The Car Care Because We Care Program, sponsored by the AFAS, offers a free oil change, lube job and a safety check on the family’s primary vehicle while the servicemember is deployed. The work is performed at the Auto Skills Shop.
Communication between the family members is aided by providing two free 15-minute Morale Phone Calls per week. Family members can use government phone lines to talk from their homes directly with the deployed servicemember, said Sgt. Trippiedi. If the deployed area is equipped with videophones, families are allotted one free 30-minute videophone call each week.
E-mail Services are available to most deployed Airmen. If the family at home does not have access to a computer, the FSC Discovery Center has computers available for families to communicate online, Sgt. Trippiedi said.
The FSC also offers to take a photo of the family and transfer the image onto a pillowcase or shirt, said Sgt. Trippiedi. The family can then send the item to the deployed member. A 15-second digital video can also be recorded and sent via e-mail.
Once a month, the FSC sponsors an event for the Hearts Apart Program. Its main purpose is to provide a forum where families can interact with each other, base leadership, key spouses and FSC staff, Sgt. Trippiedi said. A different event is held each month.
Quarterly, a Deployed and Remote Family Meal is held at the Pecos Trail Dining Facility. Families are treated to an excellent meal, door prizes and movie passes. Wing, group and squadron leadership help with serving the meals and are also there to answer any questions or concerns that the families might have, said Sgt. Trippiedi. The event is sponsored by the Friends of Cannon Families, First Sergeant’s non-profit organization.
A support group called the Key Spouses provides families with a voice to the Airman’s unit commander and first sergeant. Each unit has at least one Key Spouse, said Sgt. Trippiedi. Key Spouses deal with a wide range of issues and they attend formal training, provided by the FSC, where they are briefed on the program and all available resources.
Many families utilize these programs. The average attendance for the Hearts Apart events and Deployed/Remote Family Meals is 20 to 25 percent of families who have a member deployed, said Sgt. Trippiedi. The morale call program’s average usage is 80 percent. Families can find out more about these programs when the military member attends the mandatory pre-deployment briefing.
Sgt. Trippiedi sends out a monthly newsletter “The Family Readiness Connection” directly to each of the deployed Airman’s spouse’s homes.

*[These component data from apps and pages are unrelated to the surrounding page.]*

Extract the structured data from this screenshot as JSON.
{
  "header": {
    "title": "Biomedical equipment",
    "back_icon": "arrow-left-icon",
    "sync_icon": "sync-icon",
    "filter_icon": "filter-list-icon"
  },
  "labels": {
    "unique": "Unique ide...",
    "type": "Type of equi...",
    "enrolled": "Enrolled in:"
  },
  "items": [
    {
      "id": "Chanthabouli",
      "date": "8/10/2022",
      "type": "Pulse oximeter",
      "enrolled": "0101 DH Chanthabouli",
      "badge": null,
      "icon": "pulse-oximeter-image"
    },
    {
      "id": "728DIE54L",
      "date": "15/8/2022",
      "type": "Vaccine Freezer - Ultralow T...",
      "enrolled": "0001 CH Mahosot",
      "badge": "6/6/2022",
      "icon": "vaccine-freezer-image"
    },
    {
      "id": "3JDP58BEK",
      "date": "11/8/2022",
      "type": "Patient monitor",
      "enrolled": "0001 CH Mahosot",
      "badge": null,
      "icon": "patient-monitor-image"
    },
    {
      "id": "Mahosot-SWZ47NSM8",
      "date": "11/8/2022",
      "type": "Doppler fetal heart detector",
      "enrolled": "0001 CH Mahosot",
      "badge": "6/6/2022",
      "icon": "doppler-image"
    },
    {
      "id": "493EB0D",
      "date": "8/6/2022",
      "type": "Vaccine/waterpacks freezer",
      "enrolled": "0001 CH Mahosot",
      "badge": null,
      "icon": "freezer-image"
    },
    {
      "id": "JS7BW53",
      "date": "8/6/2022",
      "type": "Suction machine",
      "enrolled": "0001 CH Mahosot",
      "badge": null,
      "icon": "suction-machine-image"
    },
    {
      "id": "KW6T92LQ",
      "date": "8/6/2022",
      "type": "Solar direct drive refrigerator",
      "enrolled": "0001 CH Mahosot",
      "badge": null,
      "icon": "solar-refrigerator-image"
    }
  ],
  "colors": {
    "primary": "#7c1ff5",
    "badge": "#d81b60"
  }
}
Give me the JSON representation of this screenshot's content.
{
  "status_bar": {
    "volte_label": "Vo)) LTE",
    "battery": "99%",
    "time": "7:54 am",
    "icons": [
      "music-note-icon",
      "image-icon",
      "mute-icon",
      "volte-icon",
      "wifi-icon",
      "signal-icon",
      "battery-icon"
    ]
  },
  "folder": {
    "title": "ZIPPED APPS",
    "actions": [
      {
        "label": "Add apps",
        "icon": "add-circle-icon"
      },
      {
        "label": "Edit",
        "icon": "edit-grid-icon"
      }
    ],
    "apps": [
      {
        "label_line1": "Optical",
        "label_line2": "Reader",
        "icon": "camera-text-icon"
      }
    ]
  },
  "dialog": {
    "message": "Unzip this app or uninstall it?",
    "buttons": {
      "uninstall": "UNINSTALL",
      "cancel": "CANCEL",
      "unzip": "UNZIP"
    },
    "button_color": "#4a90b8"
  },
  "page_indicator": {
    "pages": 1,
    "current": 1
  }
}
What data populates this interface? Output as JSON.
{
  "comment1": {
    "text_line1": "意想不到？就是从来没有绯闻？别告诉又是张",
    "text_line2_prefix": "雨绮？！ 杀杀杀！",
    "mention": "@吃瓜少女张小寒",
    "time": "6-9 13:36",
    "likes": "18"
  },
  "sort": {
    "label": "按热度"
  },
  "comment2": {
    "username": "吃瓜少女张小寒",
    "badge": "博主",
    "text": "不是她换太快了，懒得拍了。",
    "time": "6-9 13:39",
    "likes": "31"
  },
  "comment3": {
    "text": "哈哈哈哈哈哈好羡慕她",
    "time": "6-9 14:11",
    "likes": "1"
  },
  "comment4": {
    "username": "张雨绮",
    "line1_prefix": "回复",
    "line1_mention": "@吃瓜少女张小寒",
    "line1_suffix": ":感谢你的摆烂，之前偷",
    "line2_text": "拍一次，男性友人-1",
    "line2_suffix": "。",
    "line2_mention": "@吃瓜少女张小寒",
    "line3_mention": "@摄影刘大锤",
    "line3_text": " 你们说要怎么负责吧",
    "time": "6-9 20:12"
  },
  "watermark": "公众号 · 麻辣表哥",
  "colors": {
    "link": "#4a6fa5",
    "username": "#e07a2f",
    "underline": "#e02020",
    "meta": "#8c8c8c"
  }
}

The newsletter outlines all the programs and includes all the information on the upcoming events. Key Spouses make monthly phone calls to spouses and inform them of the FSC events and any special unit events or upcoming support group meetings.
“Military or civilian, married or single, everyone may need assistance sometime. In the military we are very fortunate to have the FSC, Life Skills, chaplains, first sergeants and commanders that are there to assist us in our personnel lives and military careers,” Sgt. Trippiedi said. Sometimes spouses are not fully aware of the support that is available. When the member is deployed or sent to a remote location it is the servicemember’s responsibility to make sure their families know what’s available to them.
For more information on these and other programs, contact the FSC at 784-4228.